My Great-Grandmother Was a Hippy

November 13, 2011

My Grandmother was almost called Peace.

The house in which my Grandmother was born. The house was built in 1916 or 1917.

The matriarch of my family, my Grandmother came into this world on Nov. 11, 1918, in a small farmhouse in the tiny community of Juniper Flat, Oregon, just outside Maupin, Oregon. My Great-Grandmother, who already had one daughter, went into labor while the doctor was already making his rounds. Because he was at someone else’s house, a
Great-Grandmother (The doctor’s? my Great-Grandfather’s? This wasn’t clear) was brought over to help deliver the baby because she had experience as a midwife.

When the little baby girl finally made her way into the world, the midwife asked my Great-Grandmother what she planned to call the tiny girl.

My Great-Grandmother said, “Peace.”

My Grandmother and her sister, Thelma, in 1928. My grandmother would have been about 10 years old.

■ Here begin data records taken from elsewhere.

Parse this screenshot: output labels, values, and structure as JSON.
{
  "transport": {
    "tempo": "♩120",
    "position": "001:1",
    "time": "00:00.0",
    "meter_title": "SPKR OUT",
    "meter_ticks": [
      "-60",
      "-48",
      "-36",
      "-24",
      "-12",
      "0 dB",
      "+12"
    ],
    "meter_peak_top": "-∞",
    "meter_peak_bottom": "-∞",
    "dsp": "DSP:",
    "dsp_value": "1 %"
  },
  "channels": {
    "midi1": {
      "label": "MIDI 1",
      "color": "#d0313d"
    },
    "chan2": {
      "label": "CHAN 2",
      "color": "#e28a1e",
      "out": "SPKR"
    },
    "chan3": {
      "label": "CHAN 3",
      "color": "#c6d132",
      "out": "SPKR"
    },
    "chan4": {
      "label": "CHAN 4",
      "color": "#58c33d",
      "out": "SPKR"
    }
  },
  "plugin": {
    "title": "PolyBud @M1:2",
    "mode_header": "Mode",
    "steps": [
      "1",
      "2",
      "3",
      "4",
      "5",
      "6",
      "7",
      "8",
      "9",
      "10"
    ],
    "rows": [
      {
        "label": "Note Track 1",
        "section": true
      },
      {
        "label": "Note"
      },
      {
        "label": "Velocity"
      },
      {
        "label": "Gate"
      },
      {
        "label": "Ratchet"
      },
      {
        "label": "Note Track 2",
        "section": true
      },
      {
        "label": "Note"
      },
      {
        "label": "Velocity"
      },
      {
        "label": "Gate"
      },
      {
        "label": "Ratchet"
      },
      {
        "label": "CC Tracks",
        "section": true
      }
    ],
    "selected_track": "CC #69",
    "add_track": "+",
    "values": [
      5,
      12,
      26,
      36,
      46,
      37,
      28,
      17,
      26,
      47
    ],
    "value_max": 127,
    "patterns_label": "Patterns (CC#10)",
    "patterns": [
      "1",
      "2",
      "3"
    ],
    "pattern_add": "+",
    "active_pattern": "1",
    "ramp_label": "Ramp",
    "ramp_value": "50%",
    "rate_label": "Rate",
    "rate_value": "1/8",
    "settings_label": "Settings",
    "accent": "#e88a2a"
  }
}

I was more than a little surprised by this revelation. It was a far too early for hippies to be in America, but my Great-Grandmother seemed to be channeling their spirits with her decision. Of course, if I were to guess, the reason my Great-Grandmother wanted to call her second daughter Peace was that she entered the world on the 11th day of the 11 month of 1918 — the day the Armistice was signed, signalling the end of World War I (do children even learn about these things anymore?). It had to be a momentous occasion, and I’m sure my Great-Grandmother wanted to commemorate it.

The midwife, however, shook her head and said, “You ought not do that.” She suggested instead to name the little girl something that would go with the name of the oldest child. So, she was named “Alma” to match “Thelma” (also known to the family as “Auntie Sis”).

My Grandmother shared this story with me for the first time on her 93rd birthday, which was on 11-11-11. When I asked her if she would have preferred the name “Peace,” she chuckled and shook her head.

That’s not entirely surprising. My Grandmother is far from a hippy … in fact, the closest I can remember any of my family coming to a hippy-esque lifestyle is a vague memory of my Aunt Joanie — my Grandmother’s youngest — in bell-bottom jeans.

The things you learn about your family …

My Grandmother today.

2 Comments
  1. I really enjoyed that, Thanks…

  2. amber permalink

    Just now had a chance to read this….brought a tear to my eye.

Leave a Reply

Fill in your details below or click an icon to log in:

WordPress.com Logo

You are commenting using your WordPress.com account. Log Out /  Change )

Google+ photo

You are commenting using your Google+ account. Log Out /  Change )

Twitter picture

You are commenting using your Twitter account. Log Out /  Change )

Facebook photo

You are commenting using your Facebook account. Log Out /  Change )

Connecting to %s

%d bloggers like this: